The door was closed then, and Bridget O'Hara found herself alone.She called Bridget's name, but the wind, which was rather high this morning, carried her voice away from the young girl, who was gayly flitting from one rosebush [Pg 30]to another, ruthlessly pulling the large, full-blown flowers with buds attached.
"Learnt something? I should rather think I have. You question me on dogs, their different breeds, and their complaints! Do you know, Mrs. Freeman, what's the best thing to do for a dog if he shows signs of distemper?"
Mrs. Freeman sighed as she said these words.CHAPTER III. RIBBONS AND ROSES.
"Couldn't you write to father, Mrs. Freeman, and tell him that I am not happy? Say, 'Biddy is not happy, and she wants to go back to you and the dogs.' If you say that, he'll let me come home fast enough. You might write by the next post, and father, he'd jump on the jaunting-car and drive into Ballyshannon, and send you a wire. If papa wires to you, Mrs. Freeman, the very moment he gets your letter, I may perhaps be home on Sunday."
"Oh, good gra——! I mean, mercy Moses!"
She was not present, however, and did not, indeed, put in an appearance in the breakfast room until the meal was half over.

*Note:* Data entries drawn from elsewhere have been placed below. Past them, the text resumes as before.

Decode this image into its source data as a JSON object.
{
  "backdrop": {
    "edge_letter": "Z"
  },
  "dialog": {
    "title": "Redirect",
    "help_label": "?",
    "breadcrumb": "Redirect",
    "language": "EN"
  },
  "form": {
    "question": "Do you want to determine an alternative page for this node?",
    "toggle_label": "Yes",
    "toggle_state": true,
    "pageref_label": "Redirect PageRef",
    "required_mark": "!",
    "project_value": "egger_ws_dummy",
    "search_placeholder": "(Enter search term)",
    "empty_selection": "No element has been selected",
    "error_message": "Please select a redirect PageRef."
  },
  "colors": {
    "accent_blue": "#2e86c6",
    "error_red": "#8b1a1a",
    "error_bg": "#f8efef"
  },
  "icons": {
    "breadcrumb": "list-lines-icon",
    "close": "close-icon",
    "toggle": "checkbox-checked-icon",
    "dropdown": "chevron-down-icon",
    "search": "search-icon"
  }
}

Olive Moore belonged to the toadying faction in the school. Toadies, however, can be useful, and Janet was by no means above making use of Olive in case of need.